**Brief**: Send back every line of the data exactly.

**Given information**:

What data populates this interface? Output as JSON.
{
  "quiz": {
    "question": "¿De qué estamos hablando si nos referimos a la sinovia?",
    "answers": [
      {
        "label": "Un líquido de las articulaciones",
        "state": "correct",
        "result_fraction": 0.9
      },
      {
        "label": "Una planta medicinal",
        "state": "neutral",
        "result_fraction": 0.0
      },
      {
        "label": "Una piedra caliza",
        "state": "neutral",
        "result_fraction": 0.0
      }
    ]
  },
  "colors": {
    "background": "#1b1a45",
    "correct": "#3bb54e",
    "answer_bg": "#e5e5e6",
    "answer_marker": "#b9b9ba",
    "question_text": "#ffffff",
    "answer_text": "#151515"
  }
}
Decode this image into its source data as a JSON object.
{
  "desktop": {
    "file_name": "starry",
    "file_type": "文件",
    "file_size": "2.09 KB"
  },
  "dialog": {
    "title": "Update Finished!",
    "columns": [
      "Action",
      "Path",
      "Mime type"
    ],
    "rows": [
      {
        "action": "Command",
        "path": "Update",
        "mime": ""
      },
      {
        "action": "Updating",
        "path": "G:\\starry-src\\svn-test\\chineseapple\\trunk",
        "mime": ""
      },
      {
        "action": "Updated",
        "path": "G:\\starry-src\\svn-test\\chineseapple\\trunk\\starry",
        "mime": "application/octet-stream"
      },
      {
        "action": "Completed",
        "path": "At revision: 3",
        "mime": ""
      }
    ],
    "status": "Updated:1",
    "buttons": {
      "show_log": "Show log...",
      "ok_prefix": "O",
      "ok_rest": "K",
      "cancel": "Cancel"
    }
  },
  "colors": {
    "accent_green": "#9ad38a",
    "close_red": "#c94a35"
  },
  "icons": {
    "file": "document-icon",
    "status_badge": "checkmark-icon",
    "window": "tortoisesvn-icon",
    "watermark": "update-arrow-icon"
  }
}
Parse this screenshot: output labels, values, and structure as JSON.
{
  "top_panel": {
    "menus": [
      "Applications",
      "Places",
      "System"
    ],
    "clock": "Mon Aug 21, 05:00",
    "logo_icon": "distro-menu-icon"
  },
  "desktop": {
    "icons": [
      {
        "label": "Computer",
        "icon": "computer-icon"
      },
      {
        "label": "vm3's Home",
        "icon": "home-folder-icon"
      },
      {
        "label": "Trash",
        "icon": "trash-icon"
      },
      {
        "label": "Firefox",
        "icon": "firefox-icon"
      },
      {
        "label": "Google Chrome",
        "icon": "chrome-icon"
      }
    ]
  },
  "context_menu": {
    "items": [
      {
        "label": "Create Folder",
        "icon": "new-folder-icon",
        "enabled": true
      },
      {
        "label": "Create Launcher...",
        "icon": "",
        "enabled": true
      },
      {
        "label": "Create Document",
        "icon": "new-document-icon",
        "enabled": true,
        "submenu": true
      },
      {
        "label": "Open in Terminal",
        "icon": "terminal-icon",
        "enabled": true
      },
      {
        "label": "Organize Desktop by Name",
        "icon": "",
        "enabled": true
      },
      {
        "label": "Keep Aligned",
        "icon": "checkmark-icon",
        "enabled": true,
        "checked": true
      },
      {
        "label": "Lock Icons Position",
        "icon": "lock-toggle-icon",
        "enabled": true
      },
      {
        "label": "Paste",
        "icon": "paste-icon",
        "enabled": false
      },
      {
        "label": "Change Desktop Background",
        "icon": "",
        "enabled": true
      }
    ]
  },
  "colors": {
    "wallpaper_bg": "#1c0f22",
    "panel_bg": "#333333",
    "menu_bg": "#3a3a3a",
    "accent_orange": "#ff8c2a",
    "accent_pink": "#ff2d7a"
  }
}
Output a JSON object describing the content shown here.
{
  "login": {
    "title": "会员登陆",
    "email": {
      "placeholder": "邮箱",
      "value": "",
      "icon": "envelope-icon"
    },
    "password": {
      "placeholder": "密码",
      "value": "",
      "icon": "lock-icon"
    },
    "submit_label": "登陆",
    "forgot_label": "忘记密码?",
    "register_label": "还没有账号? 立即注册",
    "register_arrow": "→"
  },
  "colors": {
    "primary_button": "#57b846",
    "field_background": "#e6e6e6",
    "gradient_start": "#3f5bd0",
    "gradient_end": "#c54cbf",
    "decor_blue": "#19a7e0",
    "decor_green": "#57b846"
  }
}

**Response to the task**:
What data populates this interface? Output as JSON.
{
  "quiz": {
    "question": "¿De qué estamos hablando si nos referimos a la sinovia?",
    "answers": [
      {
        "label": "Un líquido de las articulaciones",
        "state": "correct",
        "result_fraction": 0.9
      },
      {
        "label": "Una planta medicinal",
        "state": "neutral",
        "result_fraction": 0.0
      },
      {
        "label": "Una piedra caliza",
        "state": "neutral",
        "result_fraction": 0.0
      }
    ]
  },
  "colors": {
    "background": "#1b1a45",
    "correct": "#3bb54e",
    "answer_bg": "#e5e5e6",
    "answer_marker": "#b9b9ba",
    "question_text": "#ffffff",
    "answer_text": "#151515"
  }
}
Decode this image into its source data as a JSON object.
{
  "desktop": {
    "file_name": "starry",
    "file_type": "文件",
    "file_size": "2.09 KB"
  },
  "dialog": {
    "title": "Update Finished!",
    "columns": [
      "Action",
      "Path",
      "Mime type"
    ],
    "rows": [
      {
        "action": "Command",
        "path": "Update",
        "mime": ""
      },
      {
        "action": "Updating",
        "path": "G:\\starry-src\\svn-test\\chineseapple\\trunk",
        "mime": ""
      },
      {
        "action": "Updated",
        "path": "G:\\starry-src\\svn-test\\chineseapple\\trunk\\starry",
        "mime": "application/octet-stream"
      },
      {
        "action": "Completed",
        "path": "At revision: 3",
        "mime": ""
      }
    ],
    "status": "Updated:1",
    "buttons": {
      "show_log": "Show log...",
      "ok_prefix": "O",
      "ok_rest": "K",
      "cancel": "Cancel"
    }
  },
  "colors": {
    "accent_green": "#9ad38a",
    "close_red": "#c94a35"
  },
  "icons": {
    "file": "document-icon",
    "status_badge": "checkmark-icon",
    "window": "tortoisesvn-icon",
    "watermark": "update-arrow-icon"
  }
}
Parse this screenshot: output labels, values, and structure as JSON.
{
  "top_panel": {
    "menus": [
      "Applications",
      "Places",
      "System"
    ],
    "clock": "Mon Aug 21, 05:00",
    "logo_icon": "distro-menu-icon"
  },
  "desktop": {
    "icons": [
      {
        "label": "Computer",
        "icon": "computer-icon"
      },
      {
        "label": "vm3's Home",
        "icon": "home-folder-icon"
      },
      {
        "label": "Trash",
        "icon": "trash-icon"
      },
      {
        "label": "Firefox",
        "icon": "firefox-icon"
      },
      {
        "label": "Google Chrome",
        "icon": "chrome-icon"
      }
    ]
  },
  "context_menu": {
    "items": [
      {
        "label": "Create Folder",
        "icon": "new-folder-icon",
        "enabled": true
      },
      {
        "label": "Create Launcher...",
        "icon": "",
        "enabled": true
      },
      {
        "label": "Create Document",
        "icon": "new-document-icon",
        "enabled": true,
        "submenu": true
      },
      {
        "label": "Open in Terminal",
        "icon": "terminal-icon",
        "enabled": true
      },
      {
        "label": "Organize Desktop by Name",
        "icon": "",
        "enabled": true
      },
      {
        "label": "Keep Aligned",
        "icon": "checkmark-icon",
        "enabled": true,
        "checked": true
      },
      {
        "label": "Lock Icons Position",
        "icon": "lock-toggle-icon",
        "enabled": true
      },
      {
        "label": "Paste",
        "icon": "paste-icon",
        "enabled": false
      },
      {
        "label": "Change Desktop Background",
        "icon": "",
        "enabled": true
      }
    ]
  },
  "colors": {
    "wallpaper_bg": "#1c0f22",
    "panel_bg": "#333333",
    "menu_bg": "#3a3a3a",
    "accent_orange": "#ff8c2a",
    "accent_pink": "#ff2d7a"
  }
}
Output a JSON object describing the content shown here.
{
  "login": {
    "title": "会员登陆",
    "email": {
      "placeholder": "邮箱",
      "value": "",
      "icon": "envelope-icon"
    },
    "password": {
      "placeholder": "密码",
      "value": "",
      "icon": "lock-icon"
    },
    "submit_label": "登陆",
    "forgot_label": "忘记密码?",
    "register_label": "还没有账号? 立即注册",
    "register_arrow": "→"
  },
  "colors": {
    "primary_button": "#57b846",
    "field_background": "#e6e6e6",
    "gradient_start": "#3f5bd0",
    "gradient_end": "#c54cbf",
    "decor_blue": "#19a7e0",
    "decor_green": "#57b846"
  }
}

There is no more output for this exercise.